Prospective homebuyers crossing their fingers and hoping for some good news are facing yet another frustrating reality: There just aren’t enough houses for sale.
Before the pandemic, there was already an estimated shortfall of about 4 million homes. By the end of 2022, that number had increased to 6.5 million, according to research from Realtor.com.
High demand and historically low mortgage rates accelerated the inventory decline; buyers throughout the country had to pay a premium to seal the deal on their new homes. These days, interest rates have crept back up, but real estate listings haven't. Both existing and new construction homes are scarce right now, leaving would-be buyers with few options. (Case in point: this year’s abnormally sluggish spring buying season.)
Lisa Sturtevant, chief economist at Bright MLS, says the U.S. housing market is suffering from a supply problem — with long-lasting implications.
“What we need is more inventory,” she says.
This has been a long time coming
In the years leading up to the 2008 financial crisis, single-family homes were built at a rate of 1.3 to 1.5 million units per year — fueled, in large part, by builders and developers looking to capitalize on the home sale boom of the early 2000s.
When the housing bubble burst a few years later, a glut of unsold homes crowded the market. Builders became hyper-focused on unloading their current stock of empty homes, and the construction of new residential properties dropped to about half a million homes. At the same time, there were so many houses on the market from sellers in distress that home values fell by more than 30%. Millions of people lost their homes to foreclosure, and many houses sat vacant, or sold at rock-bottom prices, for years.
When home sales started to recover in 2011, builders were much more conservative with the inventory they added to the market, which led to a lag between the number of homes for sale and the number of people who wanted to buy one. That gap widened after the pandemic hit: Buyers flocked to the market to take advantage of low mortgage rates and snapped up homes at breakneck speed, which created even more scarcity.
Now, homeowners who want to sell their house and buy a different one face a dilemma. Current mortgage rates are hovering between 6% and 7% — which, for many, is twice as high as the rate on their current property. According to a recent survey by Realtor.com, 82% of these seller-buyers feel "locked in" by the rate they're currently paying.
“So many folks refinanced [during the pandemic], they’re not enticed to move out of their homes when they’ve got a 2.75% mortgage rate,” Sturtevant says.
New inventory is critical to a market recovery
Right now, new listings are down 25% year-over-year. And in the words of a recent report from Redfin: “Buyers can’t buy if sellers won’t sell.”
When housing demand outstrips inventory, it translates to a lack of available homes and a spike in competition (and prices) for the paltry few homes that are on the market.
Alec Hartman, CEO of the homebuilding company Welcome Homes, says demand is likely to continue to go up, at least for the foreseeable future. Millennials are now in their prime homebuying years and have bought more houses over the last few years than any other age group.

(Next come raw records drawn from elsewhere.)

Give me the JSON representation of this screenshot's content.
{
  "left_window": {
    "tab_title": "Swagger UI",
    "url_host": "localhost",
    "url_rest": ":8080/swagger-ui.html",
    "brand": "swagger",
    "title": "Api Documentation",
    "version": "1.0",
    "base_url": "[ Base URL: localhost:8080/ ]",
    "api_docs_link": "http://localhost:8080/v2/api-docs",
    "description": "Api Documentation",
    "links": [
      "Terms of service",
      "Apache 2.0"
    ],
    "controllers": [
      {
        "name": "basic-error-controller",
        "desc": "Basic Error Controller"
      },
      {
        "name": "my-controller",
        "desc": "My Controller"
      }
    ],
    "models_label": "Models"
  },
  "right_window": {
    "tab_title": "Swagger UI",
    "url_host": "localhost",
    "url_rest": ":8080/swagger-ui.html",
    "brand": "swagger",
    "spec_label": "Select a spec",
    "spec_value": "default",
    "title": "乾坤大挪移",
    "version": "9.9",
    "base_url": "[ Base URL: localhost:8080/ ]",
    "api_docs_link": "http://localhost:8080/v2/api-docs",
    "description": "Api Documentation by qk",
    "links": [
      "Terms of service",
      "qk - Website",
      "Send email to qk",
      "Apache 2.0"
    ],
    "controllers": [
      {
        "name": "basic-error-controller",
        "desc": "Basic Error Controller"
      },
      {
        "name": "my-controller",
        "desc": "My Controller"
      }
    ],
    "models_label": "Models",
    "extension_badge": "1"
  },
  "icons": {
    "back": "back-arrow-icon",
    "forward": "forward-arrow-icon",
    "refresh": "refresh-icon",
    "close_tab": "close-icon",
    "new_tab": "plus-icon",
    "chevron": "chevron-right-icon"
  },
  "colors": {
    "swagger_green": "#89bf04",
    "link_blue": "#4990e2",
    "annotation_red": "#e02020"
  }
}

The question now, according to Hartman, is whether enough inventory will be added to the housing market to make buying a home affordable again — for millennials or otherwise.
If that doesn’t happen, we could see the return of bidding wars just as brutal as those buyers faced during the pandemic, and sky-high home prices to boot.